We have written previously about a decision of the Ontario Energy Board approving a pole attachment charge for Hydro Ottawa Limited. As indicated in an earlier post, the OEB’s decision was the subject of an appeal to the Divisional Court of Ontario. The appeal was heard on September 29, 2016, at which time the Court dismissed the appeal, with reasons for its decision to follow. The Divisional Court’s reasons for decision were released on December 14, 2016.
Hydro Ottawa had filed an application with the OEB in which it proposed to increase its charge for wireline pole attachments. During the course of the Hydro Ottawa proceeding, the OEB informed parties that it would be undertaking a generic review of pole attachment charges as part of its Policy Review of miscellaneous rates and charges of electricity distributors.
In a decision released on February 25, 2016, the OEB approved the increased pole attachment charge for Hydro Ottawa and said that the charge will remain in effect subject to any direction from the OEB regarding the implementation of any changes resulting from the Policy Review.

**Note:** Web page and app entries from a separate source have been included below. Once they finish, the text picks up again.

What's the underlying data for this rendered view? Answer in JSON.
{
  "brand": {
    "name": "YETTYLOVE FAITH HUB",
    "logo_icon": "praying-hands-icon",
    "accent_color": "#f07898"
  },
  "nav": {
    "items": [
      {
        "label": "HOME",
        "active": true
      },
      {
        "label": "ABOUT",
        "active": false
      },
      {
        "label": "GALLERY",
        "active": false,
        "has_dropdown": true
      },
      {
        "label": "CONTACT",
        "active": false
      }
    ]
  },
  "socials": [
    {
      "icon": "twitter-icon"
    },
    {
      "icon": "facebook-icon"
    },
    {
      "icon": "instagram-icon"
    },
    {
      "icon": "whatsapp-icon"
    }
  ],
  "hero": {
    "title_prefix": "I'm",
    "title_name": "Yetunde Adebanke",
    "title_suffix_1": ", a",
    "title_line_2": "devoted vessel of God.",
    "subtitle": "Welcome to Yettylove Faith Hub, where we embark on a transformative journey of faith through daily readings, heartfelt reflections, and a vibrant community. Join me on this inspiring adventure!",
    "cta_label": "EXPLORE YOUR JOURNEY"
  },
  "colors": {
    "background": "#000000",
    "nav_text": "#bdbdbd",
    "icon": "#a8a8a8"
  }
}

Rogers Communication Partnership, TELUS Communications Company, Quebecor Media Inc. and Allstream Inc. (collectively referred to as the Carriers) launched an appeal to the Divisional Court from the OEB’s decision.
In rejecting arguments made by the Carriers, the Divisional Court ruled that, by proceeding with a generic review of the methodology for determining pole attachment charges, the OEB was enhancing, rather than circumventing, procedural fairness. The Court said that, on issues of process, the OEB was entitled to deference, as master of its own procedure.
With respect to the OEB’s decision that it would continue applying the existing methodology for determining pole attachment charges until such time as the methodology is replaced or modified, the Divisional Court said that this is a broad policy issue which the OEB is far more knowledgeable and well-positioned to decide than the Court. Further, the Court said that the Board’s decision was a reasonable one, supported by cogent, policy-based reasons. Similarly, an argument that the OEB had fettered its discretion in the application of the existing methodology did not meet with success: the Court concluded that in its application of the methodology, the OEB acted reasonably and did not breach procedural fairness.
The final chapter of this story has not yet been written. The Carriers have brought a motion to the Ontario Court of Appeal for leave to appeal from the decision of the Divisional Court.